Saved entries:
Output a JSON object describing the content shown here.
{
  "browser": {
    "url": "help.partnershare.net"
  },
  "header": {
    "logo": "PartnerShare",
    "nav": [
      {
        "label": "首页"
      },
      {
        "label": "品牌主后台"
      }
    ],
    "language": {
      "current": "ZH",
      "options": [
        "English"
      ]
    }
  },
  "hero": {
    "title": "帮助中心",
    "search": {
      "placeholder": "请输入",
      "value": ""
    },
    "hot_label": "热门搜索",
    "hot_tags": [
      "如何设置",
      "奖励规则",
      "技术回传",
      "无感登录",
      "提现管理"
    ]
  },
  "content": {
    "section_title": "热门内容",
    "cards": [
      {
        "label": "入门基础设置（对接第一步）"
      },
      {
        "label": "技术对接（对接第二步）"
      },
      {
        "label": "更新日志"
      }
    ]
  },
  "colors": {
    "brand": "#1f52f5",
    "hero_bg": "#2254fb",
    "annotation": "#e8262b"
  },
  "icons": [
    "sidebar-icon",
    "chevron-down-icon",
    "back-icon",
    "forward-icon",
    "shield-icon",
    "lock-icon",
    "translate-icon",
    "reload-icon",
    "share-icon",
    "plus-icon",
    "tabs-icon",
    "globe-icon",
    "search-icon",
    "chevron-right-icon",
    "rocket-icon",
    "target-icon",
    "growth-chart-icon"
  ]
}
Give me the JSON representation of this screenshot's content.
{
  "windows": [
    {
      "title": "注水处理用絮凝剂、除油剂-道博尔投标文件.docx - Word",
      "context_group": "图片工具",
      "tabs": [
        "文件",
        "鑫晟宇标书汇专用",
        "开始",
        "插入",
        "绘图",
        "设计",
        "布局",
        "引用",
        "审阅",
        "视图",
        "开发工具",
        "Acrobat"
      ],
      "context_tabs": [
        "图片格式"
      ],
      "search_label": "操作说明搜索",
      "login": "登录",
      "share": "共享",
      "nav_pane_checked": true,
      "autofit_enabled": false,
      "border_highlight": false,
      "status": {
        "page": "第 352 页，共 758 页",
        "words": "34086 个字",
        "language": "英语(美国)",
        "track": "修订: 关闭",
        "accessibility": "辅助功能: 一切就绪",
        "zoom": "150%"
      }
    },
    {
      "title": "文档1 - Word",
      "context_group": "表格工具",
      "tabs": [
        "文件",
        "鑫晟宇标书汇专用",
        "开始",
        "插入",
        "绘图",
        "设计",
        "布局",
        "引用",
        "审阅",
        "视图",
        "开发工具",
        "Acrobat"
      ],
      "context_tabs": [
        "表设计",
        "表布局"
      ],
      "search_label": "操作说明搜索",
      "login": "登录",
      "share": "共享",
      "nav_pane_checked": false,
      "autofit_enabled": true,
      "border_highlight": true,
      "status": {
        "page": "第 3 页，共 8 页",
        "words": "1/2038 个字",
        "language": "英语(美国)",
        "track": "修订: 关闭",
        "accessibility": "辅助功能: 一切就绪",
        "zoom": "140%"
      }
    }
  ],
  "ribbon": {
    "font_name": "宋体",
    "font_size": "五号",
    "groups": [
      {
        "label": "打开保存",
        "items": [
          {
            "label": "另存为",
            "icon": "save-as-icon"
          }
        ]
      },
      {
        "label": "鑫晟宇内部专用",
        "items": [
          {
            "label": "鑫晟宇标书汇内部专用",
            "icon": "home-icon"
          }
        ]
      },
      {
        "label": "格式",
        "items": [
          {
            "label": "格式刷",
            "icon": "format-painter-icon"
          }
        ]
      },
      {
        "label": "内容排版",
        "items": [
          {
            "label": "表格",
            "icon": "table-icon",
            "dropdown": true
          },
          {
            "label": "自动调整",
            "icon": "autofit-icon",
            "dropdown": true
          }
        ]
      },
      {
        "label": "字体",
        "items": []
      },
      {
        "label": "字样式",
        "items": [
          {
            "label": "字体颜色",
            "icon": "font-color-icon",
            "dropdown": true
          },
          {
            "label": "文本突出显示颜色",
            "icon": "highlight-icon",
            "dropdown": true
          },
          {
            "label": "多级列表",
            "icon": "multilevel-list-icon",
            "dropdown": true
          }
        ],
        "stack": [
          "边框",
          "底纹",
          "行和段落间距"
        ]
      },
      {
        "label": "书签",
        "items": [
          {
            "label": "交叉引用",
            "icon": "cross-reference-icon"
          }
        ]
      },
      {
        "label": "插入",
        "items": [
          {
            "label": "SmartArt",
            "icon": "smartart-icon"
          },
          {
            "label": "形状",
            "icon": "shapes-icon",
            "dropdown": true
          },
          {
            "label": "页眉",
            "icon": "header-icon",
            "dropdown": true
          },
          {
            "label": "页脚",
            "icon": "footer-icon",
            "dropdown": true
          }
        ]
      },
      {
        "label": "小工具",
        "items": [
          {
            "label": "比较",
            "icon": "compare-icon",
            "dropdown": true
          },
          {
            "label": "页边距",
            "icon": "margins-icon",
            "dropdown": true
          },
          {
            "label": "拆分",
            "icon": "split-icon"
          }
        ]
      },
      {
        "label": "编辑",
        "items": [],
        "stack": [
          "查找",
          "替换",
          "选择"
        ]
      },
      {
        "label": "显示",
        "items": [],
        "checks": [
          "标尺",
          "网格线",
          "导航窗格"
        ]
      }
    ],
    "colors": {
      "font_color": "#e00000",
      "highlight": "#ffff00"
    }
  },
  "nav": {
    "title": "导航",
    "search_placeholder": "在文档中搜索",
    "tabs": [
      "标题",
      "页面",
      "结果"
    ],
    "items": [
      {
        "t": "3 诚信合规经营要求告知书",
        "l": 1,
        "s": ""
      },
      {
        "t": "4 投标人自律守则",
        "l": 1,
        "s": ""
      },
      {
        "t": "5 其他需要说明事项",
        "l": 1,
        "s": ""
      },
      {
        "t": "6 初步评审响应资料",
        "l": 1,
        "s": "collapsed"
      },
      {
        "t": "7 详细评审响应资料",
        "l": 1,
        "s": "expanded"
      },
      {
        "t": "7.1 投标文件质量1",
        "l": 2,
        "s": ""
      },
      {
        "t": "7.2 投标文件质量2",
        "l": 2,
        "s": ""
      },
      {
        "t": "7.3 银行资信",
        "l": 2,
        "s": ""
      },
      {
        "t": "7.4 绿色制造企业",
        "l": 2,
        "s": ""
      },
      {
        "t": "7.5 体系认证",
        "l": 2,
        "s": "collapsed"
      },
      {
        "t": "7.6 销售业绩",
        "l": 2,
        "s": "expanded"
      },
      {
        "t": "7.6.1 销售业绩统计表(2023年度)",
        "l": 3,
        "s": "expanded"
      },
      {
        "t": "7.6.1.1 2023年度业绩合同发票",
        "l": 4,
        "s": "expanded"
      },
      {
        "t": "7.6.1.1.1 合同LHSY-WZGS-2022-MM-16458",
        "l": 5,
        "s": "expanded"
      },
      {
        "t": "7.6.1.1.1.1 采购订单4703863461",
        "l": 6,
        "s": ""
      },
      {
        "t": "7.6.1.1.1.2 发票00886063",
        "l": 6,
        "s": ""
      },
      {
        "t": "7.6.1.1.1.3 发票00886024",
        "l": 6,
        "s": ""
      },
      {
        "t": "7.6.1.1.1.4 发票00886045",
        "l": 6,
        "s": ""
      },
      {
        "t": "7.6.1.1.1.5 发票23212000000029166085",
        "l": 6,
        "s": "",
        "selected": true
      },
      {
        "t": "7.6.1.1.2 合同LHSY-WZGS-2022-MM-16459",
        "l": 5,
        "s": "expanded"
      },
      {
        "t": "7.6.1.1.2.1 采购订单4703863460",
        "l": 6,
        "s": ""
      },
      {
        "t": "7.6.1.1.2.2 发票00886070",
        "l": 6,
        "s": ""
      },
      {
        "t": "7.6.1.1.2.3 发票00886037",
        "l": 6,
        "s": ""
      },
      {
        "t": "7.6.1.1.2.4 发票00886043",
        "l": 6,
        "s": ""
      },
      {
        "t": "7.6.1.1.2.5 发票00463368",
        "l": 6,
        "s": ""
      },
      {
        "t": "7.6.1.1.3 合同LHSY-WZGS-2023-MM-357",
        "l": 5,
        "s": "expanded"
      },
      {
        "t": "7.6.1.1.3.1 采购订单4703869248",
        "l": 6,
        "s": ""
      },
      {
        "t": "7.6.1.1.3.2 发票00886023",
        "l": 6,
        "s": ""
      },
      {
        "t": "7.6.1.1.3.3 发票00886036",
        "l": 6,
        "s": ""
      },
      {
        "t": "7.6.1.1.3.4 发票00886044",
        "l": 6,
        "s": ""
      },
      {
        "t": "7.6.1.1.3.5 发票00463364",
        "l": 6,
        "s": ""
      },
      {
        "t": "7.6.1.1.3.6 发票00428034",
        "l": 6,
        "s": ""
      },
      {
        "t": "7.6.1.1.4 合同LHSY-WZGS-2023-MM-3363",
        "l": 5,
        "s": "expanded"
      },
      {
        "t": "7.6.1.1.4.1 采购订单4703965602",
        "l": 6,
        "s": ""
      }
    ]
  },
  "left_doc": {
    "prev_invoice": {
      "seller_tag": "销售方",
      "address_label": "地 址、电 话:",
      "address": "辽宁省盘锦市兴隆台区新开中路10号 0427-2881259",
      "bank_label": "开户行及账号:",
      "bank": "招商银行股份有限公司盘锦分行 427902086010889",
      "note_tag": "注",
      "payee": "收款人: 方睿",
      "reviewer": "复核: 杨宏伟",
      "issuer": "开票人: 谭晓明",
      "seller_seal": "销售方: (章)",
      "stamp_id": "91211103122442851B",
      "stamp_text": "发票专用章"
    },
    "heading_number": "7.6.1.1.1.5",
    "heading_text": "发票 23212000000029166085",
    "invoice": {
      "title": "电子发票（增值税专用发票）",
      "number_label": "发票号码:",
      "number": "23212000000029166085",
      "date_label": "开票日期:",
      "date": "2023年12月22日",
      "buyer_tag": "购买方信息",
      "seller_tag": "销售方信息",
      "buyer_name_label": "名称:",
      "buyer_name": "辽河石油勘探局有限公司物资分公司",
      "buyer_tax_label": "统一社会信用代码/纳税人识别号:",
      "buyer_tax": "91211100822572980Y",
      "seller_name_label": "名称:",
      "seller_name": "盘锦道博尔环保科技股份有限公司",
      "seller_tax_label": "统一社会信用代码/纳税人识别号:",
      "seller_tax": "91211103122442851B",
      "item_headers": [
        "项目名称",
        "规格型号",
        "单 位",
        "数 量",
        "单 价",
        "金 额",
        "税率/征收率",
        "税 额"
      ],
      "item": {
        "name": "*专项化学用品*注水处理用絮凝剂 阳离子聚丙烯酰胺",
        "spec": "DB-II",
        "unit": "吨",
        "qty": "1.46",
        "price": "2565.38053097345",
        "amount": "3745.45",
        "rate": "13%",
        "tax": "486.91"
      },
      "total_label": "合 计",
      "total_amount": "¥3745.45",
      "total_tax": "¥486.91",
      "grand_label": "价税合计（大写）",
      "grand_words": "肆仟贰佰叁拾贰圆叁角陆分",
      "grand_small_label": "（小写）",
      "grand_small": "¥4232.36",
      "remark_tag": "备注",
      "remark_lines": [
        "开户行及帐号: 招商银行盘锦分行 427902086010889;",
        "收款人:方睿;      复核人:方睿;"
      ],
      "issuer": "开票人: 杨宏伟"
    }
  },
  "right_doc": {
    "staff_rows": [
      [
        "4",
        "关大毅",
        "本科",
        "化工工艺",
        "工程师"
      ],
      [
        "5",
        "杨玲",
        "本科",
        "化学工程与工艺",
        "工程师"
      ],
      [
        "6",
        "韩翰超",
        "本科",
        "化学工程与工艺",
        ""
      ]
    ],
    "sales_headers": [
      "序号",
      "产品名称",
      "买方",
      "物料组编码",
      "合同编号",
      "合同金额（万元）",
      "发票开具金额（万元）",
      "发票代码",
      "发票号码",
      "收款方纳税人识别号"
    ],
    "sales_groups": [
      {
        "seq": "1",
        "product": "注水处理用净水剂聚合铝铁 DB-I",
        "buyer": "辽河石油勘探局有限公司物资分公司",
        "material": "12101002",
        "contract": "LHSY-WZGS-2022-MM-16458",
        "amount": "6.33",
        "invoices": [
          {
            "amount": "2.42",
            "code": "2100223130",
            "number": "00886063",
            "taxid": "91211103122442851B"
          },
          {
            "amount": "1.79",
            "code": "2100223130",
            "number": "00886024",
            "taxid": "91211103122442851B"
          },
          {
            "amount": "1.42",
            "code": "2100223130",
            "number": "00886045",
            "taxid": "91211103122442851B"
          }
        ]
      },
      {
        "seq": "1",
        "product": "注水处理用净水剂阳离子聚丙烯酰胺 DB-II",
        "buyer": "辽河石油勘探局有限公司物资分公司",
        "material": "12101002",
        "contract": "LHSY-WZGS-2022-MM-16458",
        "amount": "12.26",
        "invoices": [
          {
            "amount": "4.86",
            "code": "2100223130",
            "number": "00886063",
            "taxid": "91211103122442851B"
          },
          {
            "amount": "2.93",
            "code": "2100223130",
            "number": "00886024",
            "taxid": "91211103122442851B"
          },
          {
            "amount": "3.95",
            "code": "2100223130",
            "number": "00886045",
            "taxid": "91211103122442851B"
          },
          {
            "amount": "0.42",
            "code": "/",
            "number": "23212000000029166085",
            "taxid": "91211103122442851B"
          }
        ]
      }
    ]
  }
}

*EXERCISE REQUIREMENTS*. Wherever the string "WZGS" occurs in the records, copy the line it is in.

*RESPONSE BELOW*.
        "t": "7.6.1.1.1 合同LHSY-WZGS-2022-MM-16458",
        "t": "7.6.1.1.2 合同LHSY-WZGS-2022-MM-16459",
        "t": "7.6.1.1.3 合同LHSY-WZGS-2023-MM-357",
        "t": "7.6.1.1.4 合同LHSY-WZGS-2023-MM-3363",
        "contract": "LHSY-WZGS-2022-MM-16458",
        "contract": "LHSY-WZGS-2022-MM-16458",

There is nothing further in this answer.